England dominated possession from the outset and took control with the penalty – one that confirms the feeling defenders cannot afford to make any sort of contact inside the area. Phil Foden won the ball and fed Sterling, whose acceleration was too hot for Poland to handle. Having surged away from Grzegorz Krychowiak, he saw Michal Helik go to ground close to the byline in order to block the anticipated cross. Sterling slowed down, felt Helik’s trailing leg catch him and went down. From Poland’s point of view, it was soft. Kane clipped the kick up the middle into the top of the net.
Mount will say the left of a midfield three is his favourite position and he was prominent during a pleasing first-half England performance. His passing was quick and incisive, whether to release Ben Chilwell on the overlap from left-back or to set Sterling tearing through on 28 minutes after a give-and-go with Kane. Sterling tried to usher in Foden with a square pass only for Jan Bednarek to throw himself into a block. If he had his time again, Sterling would have shot.
Sterling was a menace off the left, his stand-out moment coming when he tricked past three red shirts inside the area but not a fourth. He forced defenders onto the back foot, making them uncomfortable, making things happen. They dared not touch him. Nor could they live with him for pace.
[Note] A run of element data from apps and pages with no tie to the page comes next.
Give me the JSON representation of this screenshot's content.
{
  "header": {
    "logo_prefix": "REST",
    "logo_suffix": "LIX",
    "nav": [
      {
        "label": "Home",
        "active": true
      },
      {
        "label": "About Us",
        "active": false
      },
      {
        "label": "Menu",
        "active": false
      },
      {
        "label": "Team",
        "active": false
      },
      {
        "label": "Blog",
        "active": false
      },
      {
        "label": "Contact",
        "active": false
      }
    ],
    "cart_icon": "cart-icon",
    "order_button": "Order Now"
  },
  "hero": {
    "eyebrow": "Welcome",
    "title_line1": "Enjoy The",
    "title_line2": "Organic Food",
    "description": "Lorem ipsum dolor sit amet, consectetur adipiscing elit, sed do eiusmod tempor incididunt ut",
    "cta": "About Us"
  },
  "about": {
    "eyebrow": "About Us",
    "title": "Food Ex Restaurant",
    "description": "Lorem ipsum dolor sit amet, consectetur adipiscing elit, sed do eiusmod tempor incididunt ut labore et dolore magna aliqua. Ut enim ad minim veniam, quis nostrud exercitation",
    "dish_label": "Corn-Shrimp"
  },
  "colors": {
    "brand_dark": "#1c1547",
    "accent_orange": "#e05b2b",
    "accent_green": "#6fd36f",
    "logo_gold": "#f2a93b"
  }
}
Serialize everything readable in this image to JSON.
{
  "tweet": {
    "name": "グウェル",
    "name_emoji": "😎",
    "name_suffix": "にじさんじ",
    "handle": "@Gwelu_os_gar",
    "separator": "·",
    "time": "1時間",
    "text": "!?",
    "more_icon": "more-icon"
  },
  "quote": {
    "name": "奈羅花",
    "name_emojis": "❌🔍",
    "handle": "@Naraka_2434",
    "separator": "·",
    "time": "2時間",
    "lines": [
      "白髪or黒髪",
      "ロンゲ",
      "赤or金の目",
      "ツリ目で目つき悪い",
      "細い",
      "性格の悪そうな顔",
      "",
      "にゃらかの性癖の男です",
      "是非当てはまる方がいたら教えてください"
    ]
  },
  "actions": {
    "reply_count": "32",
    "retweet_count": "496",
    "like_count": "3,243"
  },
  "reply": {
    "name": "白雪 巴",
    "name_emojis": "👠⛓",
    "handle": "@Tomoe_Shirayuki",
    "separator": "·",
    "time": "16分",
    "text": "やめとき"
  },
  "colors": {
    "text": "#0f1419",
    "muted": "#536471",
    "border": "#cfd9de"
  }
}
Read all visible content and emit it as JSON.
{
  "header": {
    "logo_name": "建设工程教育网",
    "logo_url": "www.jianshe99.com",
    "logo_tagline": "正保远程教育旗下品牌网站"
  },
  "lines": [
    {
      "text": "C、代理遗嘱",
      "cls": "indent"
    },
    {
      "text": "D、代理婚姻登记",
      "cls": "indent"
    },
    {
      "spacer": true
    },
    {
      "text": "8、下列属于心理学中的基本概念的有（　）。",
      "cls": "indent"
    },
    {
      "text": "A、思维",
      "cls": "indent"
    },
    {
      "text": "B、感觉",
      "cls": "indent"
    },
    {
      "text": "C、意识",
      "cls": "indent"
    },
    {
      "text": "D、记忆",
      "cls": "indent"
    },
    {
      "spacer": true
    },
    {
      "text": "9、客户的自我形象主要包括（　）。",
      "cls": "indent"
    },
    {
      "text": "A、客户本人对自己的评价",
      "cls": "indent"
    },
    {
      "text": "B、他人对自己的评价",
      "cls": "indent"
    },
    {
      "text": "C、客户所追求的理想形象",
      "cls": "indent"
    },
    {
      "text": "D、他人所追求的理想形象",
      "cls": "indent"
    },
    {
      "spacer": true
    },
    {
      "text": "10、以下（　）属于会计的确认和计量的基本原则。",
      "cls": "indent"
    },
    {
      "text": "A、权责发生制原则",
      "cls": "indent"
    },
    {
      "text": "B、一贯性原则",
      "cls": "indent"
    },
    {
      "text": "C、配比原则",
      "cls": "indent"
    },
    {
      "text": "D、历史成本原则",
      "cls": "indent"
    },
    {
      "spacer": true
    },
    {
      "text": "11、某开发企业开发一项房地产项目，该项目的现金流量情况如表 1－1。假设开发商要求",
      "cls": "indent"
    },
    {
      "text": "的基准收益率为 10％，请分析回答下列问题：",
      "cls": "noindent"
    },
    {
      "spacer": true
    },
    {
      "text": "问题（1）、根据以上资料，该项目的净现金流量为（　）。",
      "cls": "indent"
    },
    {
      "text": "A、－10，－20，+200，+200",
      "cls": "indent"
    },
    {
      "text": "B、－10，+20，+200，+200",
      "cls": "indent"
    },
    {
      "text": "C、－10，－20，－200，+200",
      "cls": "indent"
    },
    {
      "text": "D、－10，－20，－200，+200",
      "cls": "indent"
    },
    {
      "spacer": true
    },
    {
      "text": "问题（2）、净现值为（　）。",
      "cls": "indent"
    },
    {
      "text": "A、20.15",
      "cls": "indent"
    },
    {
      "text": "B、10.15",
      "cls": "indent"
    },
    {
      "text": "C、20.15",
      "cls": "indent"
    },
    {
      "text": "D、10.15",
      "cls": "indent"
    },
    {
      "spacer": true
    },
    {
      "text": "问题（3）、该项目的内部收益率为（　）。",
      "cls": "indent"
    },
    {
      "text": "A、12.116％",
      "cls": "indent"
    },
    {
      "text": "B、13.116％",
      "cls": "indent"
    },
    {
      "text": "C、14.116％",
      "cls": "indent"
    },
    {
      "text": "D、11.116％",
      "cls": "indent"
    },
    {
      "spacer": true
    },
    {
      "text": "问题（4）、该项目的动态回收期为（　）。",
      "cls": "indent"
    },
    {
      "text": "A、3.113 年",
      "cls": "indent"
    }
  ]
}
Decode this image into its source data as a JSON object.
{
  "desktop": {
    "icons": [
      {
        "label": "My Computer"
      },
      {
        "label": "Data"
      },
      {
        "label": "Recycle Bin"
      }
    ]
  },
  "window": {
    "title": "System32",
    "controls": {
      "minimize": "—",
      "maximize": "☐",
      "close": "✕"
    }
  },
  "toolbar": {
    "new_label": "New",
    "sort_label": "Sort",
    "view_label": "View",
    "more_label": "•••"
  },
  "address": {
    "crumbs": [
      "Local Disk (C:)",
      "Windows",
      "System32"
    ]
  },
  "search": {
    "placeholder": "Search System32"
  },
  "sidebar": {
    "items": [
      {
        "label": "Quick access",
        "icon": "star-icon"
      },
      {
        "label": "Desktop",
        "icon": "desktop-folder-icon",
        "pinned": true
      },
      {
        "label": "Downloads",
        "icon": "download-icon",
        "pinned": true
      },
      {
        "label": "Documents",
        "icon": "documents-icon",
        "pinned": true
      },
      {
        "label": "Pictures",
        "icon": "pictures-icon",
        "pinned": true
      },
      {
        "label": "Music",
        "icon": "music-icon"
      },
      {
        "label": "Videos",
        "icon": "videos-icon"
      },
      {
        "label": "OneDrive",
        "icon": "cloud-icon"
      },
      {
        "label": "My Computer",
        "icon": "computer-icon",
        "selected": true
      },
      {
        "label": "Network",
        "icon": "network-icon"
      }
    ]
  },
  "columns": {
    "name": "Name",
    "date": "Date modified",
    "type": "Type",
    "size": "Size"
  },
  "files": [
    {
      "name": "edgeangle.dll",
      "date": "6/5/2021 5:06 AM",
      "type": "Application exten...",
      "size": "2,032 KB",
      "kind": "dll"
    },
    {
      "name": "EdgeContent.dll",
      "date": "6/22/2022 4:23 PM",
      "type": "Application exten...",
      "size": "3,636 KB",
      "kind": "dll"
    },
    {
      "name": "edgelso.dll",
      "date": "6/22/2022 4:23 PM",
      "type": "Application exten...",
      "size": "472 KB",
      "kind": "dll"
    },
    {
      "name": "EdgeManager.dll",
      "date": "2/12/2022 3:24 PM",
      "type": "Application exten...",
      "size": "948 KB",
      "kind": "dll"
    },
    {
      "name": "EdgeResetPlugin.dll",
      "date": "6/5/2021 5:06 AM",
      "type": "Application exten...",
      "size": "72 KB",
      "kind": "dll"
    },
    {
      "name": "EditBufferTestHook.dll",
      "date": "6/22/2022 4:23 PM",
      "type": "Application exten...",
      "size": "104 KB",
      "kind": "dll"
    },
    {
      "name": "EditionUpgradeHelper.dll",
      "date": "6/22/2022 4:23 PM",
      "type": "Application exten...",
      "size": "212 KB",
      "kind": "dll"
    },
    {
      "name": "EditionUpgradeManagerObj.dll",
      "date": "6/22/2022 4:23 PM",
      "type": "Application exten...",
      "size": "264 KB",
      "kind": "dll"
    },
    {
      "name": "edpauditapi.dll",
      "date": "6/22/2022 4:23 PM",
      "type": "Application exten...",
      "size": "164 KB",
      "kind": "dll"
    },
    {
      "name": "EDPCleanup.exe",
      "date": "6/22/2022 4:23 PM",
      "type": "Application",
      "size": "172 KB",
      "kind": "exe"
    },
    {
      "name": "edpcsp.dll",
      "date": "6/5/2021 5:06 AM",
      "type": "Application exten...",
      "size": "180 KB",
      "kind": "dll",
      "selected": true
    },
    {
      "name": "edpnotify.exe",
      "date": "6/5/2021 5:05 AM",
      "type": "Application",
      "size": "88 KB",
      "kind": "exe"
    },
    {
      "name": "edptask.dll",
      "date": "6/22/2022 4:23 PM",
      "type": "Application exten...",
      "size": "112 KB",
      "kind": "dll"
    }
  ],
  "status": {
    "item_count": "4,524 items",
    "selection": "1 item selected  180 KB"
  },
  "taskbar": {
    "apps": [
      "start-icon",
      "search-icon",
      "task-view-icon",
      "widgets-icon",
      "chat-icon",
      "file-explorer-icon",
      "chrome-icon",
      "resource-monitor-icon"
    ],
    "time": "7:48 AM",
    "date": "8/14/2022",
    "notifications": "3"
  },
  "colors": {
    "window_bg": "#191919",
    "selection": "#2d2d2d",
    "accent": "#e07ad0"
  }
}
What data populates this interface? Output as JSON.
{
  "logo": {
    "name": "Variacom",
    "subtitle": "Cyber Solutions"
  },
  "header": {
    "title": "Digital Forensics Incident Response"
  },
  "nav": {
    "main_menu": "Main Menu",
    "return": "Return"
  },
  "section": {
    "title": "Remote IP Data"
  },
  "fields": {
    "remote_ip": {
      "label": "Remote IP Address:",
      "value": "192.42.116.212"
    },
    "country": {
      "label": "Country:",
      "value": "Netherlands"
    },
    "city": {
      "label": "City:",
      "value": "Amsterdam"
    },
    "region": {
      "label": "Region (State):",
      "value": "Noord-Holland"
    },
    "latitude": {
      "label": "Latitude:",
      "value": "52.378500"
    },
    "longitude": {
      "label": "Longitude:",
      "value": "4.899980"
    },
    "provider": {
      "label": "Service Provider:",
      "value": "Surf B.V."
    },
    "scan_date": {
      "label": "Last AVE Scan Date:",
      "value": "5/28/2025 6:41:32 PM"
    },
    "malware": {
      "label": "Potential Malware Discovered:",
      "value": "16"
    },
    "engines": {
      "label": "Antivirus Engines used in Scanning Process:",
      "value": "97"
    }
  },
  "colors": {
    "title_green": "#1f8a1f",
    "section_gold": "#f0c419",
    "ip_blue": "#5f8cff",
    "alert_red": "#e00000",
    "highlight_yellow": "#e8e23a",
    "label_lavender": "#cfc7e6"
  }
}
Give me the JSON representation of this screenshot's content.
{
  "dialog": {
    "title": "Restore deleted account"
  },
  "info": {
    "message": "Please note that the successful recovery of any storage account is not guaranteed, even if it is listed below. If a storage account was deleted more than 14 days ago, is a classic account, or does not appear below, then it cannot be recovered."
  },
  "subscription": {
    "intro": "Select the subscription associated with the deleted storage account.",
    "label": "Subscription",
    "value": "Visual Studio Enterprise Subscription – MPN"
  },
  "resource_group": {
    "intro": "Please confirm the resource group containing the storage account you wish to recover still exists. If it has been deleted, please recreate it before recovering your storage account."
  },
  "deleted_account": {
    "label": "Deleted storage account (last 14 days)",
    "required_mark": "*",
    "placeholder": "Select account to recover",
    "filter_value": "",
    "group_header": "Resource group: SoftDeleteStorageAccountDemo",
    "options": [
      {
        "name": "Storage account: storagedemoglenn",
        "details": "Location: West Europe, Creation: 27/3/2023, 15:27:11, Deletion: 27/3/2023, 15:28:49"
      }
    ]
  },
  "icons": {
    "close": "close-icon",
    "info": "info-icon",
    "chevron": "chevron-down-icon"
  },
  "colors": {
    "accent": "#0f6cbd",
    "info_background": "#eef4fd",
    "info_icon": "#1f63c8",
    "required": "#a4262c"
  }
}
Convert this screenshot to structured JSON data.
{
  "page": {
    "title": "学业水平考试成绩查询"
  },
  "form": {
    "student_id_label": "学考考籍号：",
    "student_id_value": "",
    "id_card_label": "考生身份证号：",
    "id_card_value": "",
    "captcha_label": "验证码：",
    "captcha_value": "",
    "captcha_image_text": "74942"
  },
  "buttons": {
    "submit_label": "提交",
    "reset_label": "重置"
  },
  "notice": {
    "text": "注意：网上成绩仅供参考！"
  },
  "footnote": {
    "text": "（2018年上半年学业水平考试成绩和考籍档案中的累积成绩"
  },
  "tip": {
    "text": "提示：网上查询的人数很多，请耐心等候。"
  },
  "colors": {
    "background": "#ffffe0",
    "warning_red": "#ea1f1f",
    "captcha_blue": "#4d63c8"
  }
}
Foden, too, was heavily involved from the right, his touch and balance a delight. He headed over in the early running and it was his flick from a Mount pass that gave Kane a sight of goal in the 31st minute. Kane unloaded a low shot that Szczesny did well to turn away.
It was the Poland manager, Paulo Sousa, who had started with the third centre-half, which was a surprise, although not as big a surprise as his decision to prefer Karol Swiderski to Arkadiusz Milik up front. The visitors offered nothing as an attacking threat in the first 45 minutes. It was easy to say that they missed their injured talisman, Robert Lewandowski, but they had to do more.
Sousa replaced Swiderski with Milik at half-time and must have told his players to carry greater fight. Milik was booked within 30 seconds for leaving his foot in on Kane. Ten minutes later, Sousa swapped a centre-half, Helik, for a winger, Kamil Jozwiak, and went to 4-4-2. And, moments later, Poland were level.
Stones had suffered a crossed wire with Pope on 54 minutes, as he tried to shepherd a ball back to him under pressure from Krzysztof Piatek. The Poland striker was penalised for a foul. Now, Stones wanted too much time after Pope had rolled a ball out to him, his second touch being particularly heavy and Moder was onto him in a flash, winning the ball and then getting it back from Milik. Moder lifted a cool finish past Pope and the game had been turned on its head.
England wobbled and Milik lined up a knock-out blow only to loop a header wide. And yet back came Southgate’s team. Foden went close, Mount flickered and there, at the end, was Stones to Maguire.